The third method is to detect the screen orientation, the mobile screen can change the orientation at any time (horizontal or vertical), the desktop device can not do so.
window.orientation property is used to get the current orientation of the screen, only mobile devices have this property, desktop devices will return
Note that the iPhone’s Safari browser does not support this property.
The fourth way is that the DOM element of the mobile browser can specify a listener function for the
touch event via the
ontouchstart attribute. Desktop devices do not have this property.
The last method is to combine CSS to determine this.
CSS specifies responsive styles for web pages through media queries. If a media query statement for a cell phone is in effect, it is assumed that the current device is a mobile device.
window.matchMedia() method takes a CSS media query statement as an argument and determines if the statement is valid.

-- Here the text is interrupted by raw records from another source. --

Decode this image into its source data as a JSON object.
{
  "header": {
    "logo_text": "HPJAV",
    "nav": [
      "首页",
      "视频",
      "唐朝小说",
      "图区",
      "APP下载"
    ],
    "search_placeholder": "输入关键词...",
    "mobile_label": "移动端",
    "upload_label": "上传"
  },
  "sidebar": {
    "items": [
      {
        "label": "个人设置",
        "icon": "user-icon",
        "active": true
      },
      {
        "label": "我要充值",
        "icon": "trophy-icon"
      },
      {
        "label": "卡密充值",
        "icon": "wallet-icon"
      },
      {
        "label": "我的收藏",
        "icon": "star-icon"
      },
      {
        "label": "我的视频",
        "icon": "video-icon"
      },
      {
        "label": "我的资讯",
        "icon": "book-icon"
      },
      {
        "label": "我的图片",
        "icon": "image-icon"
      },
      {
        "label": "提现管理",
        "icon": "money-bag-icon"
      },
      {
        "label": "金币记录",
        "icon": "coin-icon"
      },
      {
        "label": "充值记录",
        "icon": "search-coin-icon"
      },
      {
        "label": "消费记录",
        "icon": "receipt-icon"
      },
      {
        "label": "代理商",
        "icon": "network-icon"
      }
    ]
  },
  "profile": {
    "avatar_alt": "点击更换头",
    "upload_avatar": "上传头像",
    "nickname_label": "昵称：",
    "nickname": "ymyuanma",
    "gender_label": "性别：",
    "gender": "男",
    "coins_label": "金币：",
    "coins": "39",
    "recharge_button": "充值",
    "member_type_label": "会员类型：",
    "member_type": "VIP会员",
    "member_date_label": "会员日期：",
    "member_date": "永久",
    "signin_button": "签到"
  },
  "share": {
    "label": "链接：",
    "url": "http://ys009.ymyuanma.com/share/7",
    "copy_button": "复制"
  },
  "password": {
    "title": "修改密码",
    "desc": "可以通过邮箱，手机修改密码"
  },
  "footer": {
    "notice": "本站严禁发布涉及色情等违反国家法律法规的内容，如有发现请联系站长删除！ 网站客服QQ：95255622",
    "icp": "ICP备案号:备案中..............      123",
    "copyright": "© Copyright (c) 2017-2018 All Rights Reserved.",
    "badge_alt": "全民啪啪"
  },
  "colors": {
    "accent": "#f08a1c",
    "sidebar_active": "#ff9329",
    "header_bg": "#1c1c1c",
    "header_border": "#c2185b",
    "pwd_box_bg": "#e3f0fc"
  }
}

In the above example, the parameter to
window.matchMedia() is a CSS query statement indicating that it will only work on devices with a screen width of up to 700 pixels. It returns an object whose
matches property is a boolean value. If it is
true, it means that the query is valid and the current device is a cell phone.
In addition to judging by screen width, you can also judge by the precision of the pointer.
In the above example, the CSS statement
pointer:coarse indicates that the current device’s pointer is imprecise. Since the phone does not support mouse, only touch, this condition is met.
Some devices support multiple pointers, such as both mouse and touch.
pointer:coarse is only used to determine the primary pointer, in addition there is an
any-pointer command to determine all pointers.
In the above example,
any-pointer:coarse means that all pointers, as long as one of them is inexact, will match the query condition.
In addition to these methods above, you can also use a toolkit written by others. Here we recommend react-device-detect, which supports multiple granularity of device detection.